Health and safety risks of an ageing workforce – what employers need to know
Recent protests against raising the pension age in France highlight issues facing employers
As the global population continues to age, many companies are faced with an ageing workforce. While this trend can bring valuable experience and knowledge to the workplace, it also presents unique health and safety challenges.
One of the most significant concerns related to an ageing workforce is the increased risk of work-related injuries and illnesses. As individuals age, they may experience a decline in physical abilities and cognitive functions, which can make them more susceptible to accidents on the job. For example, older workers may have slower reaction times, decreased vision and hearing, and decreased balance and coordination, which can increase the likelihood of falls, slips, and other accidents.
In addition to physical declines, ageing workers may also be at a higher risk of developing chronic health conditions, such as arthritis, diabetes, and heart disease. These conditions can impact an individual’s ability to perform job tasks and may require additional adaptations or modifications to the workplace to ensure safety.
Another concern related to an ageing workforce is the increased risk of fatigue and burnout. Older workers may have more difficulty recovering from physical exertion and may require more rest and recovery time than younger workers. Additionally, older workers may be more likely to experience job-related stress and may have more difficulty coping with high-pressure work environments.

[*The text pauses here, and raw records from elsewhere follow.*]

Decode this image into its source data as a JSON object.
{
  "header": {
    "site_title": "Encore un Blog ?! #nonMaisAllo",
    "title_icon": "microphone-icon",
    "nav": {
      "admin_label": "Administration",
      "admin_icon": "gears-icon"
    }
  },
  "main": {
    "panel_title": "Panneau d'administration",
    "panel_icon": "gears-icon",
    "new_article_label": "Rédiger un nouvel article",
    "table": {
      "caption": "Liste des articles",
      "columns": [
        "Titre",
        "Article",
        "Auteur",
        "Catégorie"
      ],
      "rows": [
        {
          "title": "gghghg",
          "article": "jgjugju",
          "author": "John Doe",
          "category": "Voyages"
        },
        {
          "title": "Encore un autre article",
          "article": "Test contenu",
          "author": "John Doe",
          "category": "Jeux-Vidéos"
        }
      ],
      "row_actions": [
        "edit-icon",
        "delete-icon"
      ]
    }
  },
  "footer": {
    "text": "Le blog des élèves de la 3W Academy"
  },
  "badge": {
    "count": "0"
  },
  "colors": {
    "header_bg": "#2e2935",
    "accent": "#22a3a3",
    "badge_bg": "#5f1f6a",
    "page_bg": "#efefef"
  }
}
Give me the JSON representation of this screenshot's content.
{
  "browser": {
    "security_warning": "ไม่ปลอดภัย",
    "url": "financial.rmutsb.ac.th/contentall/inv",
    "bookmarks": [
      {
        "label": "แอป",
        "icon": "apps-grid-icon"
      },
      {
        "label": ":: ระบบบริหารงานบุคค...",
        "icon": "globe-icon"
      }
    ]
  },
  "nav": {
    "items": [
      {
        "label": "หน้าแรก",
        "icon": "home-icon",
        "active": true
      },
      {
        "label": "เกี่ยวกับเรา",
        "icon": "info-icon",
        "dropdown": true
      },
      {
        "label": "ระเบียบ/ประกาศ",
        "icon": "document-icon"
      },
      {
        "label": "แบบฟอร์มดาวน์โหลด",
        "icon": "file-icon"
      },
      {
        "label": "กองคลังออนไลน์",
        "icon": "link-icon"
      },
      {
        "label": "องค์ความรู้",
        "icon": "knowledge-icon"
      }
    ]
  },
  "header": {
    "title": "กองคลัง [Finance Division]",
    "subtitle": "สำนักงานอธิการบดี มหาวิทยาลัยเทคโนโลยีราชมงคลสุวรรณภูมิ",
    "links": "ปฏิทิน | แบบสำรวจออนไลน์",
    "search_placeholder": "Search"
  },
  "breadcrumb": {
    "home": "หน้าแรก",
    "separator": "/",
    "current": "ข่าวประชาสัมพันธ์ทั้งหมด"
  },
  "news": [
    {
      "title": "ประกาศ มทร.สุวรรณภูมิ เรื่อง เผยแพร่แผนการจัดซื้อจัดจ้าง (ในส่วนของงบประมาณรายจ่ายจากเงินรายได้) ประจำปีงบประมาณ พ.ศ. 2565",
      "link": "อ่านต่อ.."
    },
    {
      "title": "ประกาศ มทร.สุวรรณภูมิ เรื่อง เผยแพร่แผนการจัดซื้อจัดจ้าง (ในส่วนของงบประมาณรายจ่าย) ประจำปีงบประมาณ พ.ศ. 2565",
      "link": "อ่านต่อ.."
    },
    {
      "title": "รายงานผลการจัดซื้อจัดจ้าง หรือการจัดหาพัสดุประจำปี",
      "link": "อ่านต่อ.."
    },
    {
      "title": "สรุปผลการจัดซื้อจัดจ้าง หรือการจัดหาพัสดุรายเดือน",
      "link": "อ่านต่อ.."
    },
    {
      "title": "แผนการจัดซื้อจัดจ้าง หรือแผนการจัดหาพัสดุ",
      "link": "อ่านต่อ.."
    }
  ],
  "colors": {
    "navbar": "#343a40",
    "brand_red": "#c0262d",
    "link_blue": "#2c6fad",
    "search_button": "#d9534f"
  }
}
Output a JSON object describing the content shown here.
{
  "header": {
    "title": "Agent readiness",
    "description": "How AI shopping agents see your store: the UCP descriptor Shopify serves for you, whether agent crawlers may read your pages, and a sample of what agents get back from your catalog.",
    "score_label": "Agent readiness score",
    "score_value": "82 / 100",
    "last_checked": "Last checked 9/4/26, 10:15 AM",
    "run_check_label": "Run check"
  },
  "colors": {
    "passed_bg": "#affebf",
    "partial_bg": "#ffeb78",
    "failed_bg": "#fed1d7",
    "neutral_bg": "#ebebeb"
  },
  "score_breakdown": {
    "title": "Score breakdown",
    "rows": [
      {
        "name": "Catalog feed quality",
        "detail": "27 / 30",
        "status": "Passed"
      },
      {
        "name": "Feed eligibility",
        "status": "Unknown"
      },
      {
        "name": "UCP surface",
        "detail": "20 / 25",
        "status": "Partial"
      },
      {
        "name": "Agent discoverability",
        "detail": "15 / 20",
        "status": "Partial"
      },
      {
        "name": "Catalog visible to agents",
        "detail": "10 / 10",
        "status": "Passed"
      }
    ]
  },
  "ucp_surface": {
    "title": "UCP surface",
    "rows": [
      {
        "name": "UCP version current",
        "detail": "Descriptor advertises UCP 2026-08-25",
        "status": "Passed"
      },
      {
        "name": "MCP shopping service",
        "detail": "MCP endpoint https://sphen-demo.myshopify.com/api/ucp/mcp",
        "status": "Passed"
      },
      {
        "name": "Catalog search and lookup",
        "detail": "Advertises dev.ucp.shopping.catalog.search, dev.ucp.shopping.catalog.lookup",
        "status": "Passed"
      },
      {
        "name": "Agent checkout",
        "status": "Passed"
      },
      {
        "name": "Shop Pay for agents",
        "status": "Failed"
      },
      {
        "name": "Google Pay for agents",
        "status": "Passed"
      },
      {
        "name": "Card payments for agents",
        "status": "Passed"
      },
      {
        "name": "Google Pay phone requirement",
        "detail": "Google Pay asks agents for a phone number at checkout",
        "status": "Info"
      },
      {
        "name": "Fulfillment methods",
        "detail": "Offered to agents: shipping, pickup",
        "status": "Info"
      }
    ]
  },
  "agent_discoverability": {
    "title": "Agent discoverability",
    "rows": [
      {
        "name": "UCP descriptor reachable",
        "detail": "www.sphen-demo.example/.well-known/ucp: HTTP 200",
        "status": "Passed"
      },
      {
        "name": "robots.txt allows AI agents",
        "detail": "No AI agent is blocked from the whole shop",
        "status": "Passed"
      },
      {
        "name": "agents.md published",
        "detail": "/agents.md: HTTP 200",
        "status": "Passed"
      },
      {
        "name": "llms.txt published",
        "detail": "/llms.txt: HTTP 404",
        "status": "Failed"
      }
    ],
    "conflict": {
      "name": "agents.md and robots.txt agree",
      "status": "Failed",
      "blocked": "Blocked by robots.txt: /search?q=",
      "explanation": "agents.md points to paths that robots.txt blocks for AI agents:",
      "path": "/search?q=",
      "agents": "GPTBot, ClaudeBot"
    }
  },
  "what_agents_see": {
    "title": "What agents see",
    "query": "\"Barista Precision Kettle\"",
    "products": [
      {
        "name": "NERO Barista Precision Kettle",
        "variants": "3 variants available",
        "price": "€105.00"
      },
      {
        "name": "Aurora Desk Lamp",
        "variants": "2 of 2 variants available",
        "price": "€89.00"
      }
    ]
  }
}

To address these health and safety concerns, companies can implement a range of strategies, including:
Providing regular health screenings and assessments to identify any underlying health conditions that may impact job performance or safety.
Offering training and education programmes to help older workers maintain their physical and cognitive abilities and stay up to date on industry best practices.
Implementing ergonomic solutions and adaptations, such as adjustable workstations and modified job tasks, to reduce the risk of workplace injuries and illnesses.
Providing flexible work arrangements, such as reduced hours or modified job duties, to accommodate older workers’ needs and prevent burnout.
Encouraging a culture of safety and wellness in the workplace, where all employees are empowered to prioritise their health and safety.
By taking proactive measures to address the health and safety implications of an ageing workforce, companies can ensure a safe and productive workplace for all employees, regardless of age.